Remember Y2K? I was 35. As a child and young man, I would say, “In the year 2000, I’ll be 35!” Which of course seemed ancient, and now seems like the beginning of my adulthood.
My concept of “The Year 2000” began to take shape when my mom took my brother and me to the drive-in to see 2001: A Space Odyssey in 1968. I was three then, so this is one of my earliest memories. It is an intense one. The film alternately fascinated and terrified me.
Decades later, as a new parent, and a teacher of three-year-olds, I would discover this is the period when children begin to grasp linear time – concepts of “tomorrow,” “yesterday,” “next month,” “Christmas/summer is only x days away,” and “The Year 2000.” Prior to this stage, tots are in a timeless zone, as in dreams.
After that drive-in, I became enamored of science fiction. Star Trek in particular. Futurism. Star Wars hit the summer I was twelve. It rearranged my molecules. This was my “Beatles on Ed Sullivan” experience, spiritual.
In those years, my prefrontal cortex – the section of the brain that perceives time, makes plans, builds civilizations – was increasingly abuzz. I constantly cast my thoughts into the future. As happens with most humans, this area went offline when hormones hit, but re-booted when the dust cleared.
The Year 2000 loomed ever closer. What would it bring? Flying cars, surely. Jetpacks! Certainly space stations orbiting Earth, and colonies on the moon, and Mars. A cure for cancer. Moving sidewalks like in The Jetsons. And robots both helpful and nefarious, even androids who could pass for human!
In my teens and twenties, I began to cross paths with people – usually young women – who introduced me to the tarot, runes, I-Ching, astrology, and other methods by which one could perhaps see more deeply into the present, and more clearly into the future. Naturally, I was all in. One beloved Wiccan informed me that in The Year 2000 I would be in the thick of my Saturn Return period. I.e., when Saturn returns to the place in the heavens where it was at one’s birth.
“That’s when you become fully who you are,” she said. “In your early and mid thirties. Like when Jesus came back from the desert to teach; like when Buddha attained enlightenment.”
“Christ was crucified, though,” I said. “Age thirty-three.”
“Don’t be so negative. I can see it. That’s when you become you.”
It appears my Wiccan friend was right. While we didn’t get our flying cars, jetpacks, moon colonies, cancer cure, or humanoid androids, I did, in fact, bloom.

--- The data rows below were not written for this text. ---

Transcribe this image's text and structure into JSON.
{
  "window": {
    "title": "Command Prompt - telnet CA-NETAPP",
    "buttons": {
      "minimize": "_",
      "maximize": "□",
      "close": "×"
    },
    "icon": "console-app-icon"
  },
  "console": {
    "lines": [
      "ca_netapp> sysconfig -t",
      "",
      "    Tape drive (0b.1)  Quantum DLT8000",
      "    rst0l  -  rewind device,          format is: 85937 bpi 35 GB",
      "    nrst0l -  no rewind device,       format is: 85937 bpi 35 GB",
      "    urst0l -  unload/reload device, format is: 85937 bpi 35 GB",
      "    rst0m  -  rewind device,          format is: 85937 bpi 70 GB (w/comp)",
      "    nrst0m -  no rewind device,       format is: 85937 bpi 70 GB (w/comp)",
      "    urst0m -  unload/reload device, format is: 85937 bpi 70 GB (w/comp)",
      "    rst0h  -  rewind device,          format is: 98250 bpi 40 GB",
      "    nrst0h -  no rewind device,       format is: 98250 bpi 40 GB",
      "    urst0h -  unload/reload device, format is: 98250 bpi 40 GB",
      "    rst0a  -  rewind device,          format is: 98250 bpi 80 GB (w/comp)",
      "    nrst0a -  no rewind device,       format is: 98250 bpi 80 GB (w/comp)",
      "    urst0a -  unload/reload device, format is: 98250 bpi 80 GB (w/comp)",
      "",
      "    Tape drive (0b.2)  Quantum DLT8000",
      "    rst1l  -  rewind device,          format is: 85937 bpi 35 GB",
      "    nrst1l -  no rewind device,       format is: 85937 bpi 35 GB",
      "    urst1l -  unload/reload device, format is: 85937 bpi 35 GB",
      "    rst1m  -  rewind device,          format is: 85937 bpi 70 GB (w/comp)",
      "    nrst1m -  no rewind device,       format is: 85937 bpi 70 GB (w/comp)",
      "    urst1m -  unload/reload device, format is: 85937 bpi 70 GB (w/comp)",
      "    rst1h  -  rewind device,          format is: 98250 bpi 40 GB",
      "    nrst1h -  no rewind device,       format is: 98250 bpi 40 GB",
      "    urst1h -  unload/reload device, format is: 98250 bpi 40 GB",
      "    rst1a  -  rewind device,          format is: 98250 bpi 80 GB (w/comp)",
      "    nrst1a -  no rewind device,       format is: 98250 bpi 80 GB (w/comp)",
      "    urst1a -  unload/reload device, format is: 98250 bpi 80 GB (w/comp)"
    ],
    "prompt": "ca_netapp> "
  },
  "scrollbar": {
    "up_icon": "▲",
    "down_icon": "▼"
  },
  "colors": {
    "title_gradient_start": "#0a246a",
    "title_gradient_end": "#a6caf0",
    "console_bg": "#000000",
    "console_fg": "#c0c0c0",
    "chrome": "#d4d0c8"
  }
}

I became a father in 1998 – just shy of thirty-two – and by The Year 2000 I was a New Yorker watching the ball drop on a laptop with my wife and toddler son in a weekend cabin in the Catskills. My main job from 1998 until 2002 was caring for my son while his mother worked. Anyone who knows me – actually knows me – will correctly say this was the most important thing that ever happened to me, a pivotal event from which all else has come.
In The Year 2000, after many years of being a sideman musician, I released my first album. It did well, and opened doors. Soon thereafter, at the behest of my young son, I began honing my storytelling skills, which I would need and use – like now – for the unforeseen seismic changes: smartphones, Internet, social media. None of which were predicted by divination, astrology, or any sci-fi I recall.
Unforeseen or not, I’m here for it. And with a humility that did not exist before my Saturn Return in The Year 2000. I know now that the future, regardless of prognostication, is unwritten.